Malaysia's Top Glove posts record profit for fourth consecutive quarter after earnings jump 2,380%
KUALA LUMPUR: Malaysia's Top Glove Corp posted a record profit for the fourth consecutive quarter in the December to February period as continued demand for gloves globally boosted sales, the company said on Tuesday (Mar 9).
Net profit soared 2,380 per cent to RM2.87 billion (US$695.93 million) in the second quarter of the financial year from RM115.7 million a year ago, it said in a filing to Malaysia's stock exchange.
The company said the profit achieved for the first half of the current financial year ending in August 2021 exceeded the group’s total profit for the past 20 years.
The world's largest medical gloves manufacturer has benefited from soaring demand for its medical gloves and protective gear during the COVID-19 pandemic, but a US import ban continues to cast a shadow on its stellar performance.
The company said greater production efficiency and higher average selling prices had boosted second-quarter profits, and expected demand to grow even as vaccination is rolled out.
"While demand is likely to stabilise post-pandemic, the Group expects it will not revert to pre-pandemic levels owing to increased hygiene awareness as well as uncertainties surrounding the resolution of the COVID-19 pandemic," the company said.
Top Glove also posted record revenue of RM5.37 billion in the second quarter, up 336 per cent from a year ago.
Global glove demand would likely grow to about 15 per cent per annum post-pandemic from around 10 per cent per annum before the coronavirus, Top Glove said, adding it expected governments to continue to stockpile gloves and other personal protective equipment.
The manufacturer, which is seeking a US$1.9 billion dual primary listing in Hong Kong, said a portion of the net proceeds raised will be invested in environmental, social and corporate governance practices and initiatives.
Last July, the US Customs and Border Protection placed an import ban on Top Glove's subsidiaries on allegations of forced labour.

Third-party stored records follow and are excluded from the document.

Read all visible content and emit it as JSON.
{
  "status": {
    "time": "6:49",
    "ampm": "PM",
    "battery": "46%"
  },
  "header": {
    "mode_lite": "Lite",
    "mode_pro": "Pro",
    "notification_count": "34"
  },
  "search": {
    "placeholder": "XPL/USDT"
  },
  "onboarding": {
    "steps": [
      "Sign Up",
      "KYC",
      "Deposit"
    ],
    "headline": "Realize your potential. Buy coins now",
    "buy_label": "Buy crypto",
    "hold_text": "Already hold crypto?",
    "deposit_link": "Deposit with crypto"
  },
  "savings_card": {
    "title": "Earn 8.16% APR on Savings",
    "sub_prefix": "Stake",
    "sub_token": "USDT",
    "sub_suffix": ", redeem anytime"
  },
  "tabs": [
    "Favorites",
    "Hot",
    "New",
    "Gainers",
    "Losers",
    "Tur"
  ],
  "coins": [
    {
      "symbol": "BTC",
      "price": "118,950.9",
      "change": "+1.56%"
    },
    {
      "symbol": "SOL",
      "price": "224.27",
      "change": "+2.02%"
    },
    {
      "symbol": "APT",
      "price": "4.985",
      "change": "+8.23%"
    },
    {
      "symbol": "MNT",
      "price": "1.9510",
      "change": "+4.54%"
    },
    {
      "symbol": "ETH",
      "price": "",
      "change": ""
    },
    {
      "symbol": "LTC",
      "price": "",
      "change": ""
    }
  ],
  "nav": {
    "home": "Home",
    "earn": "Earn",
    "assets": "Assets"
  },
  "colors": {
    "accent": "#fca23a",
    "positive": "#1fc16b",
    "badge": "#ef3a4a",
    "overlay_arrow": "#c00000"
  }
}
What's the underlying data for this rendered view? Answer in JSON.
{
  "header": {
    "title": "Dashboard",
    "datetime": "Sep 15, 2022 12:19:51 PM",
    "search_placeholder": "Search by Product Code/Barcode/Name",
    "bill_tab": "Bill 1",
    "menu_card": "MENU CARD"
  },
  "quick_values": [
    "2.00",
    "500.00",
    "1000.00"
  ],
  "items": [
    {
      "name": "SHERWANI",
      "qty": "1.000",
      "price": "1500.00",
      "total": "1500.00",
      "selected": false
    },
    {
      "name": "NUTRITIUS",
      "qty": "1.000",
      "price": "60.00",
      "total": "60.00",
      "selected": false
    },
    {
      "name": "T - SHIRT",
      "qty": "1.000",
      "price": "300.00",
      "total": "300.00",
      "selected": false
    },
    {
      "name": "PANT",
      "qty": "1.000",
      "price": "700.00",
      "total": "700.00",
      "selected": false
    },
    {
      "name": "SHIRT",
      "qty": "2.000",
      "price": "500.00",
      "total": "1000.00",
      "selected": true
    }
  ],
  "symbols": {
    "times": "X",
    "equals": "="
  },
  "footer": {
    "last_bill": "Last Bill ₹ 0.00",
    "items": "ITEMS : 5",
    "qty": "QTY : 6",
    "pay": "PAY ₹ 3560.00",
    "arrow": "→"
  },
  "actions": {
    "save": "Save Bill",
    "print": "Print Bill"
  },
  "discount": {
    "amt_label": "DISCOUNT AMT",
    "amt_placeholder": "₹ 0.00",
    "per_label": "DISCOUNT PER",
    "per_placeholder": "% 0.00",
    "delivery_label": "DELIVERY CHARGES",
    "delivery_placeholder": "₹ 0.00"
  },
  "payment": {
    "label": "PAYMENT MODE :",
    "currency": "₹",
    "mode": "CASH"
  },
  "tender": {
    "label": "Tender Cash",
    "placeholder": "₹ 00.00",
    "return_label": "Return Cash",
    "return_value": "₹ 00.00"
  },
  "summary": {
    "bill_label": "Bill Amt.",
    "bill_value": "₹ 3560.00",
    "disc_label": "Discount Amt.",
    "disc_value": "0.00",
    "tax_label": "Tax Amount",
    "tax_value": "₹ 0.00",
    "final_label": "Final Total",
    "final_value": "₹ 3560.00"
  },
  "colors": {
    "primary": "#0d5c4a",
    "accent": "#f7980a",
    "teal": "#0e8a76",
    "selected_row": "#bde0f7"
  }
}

Sources told Reuters that two banks - Citigroup and UBS Group AG - have opted out of the listing deal, citing concerns about the manufacturer's rubber farming processes and the reputational risk of working with a US sanctioned company.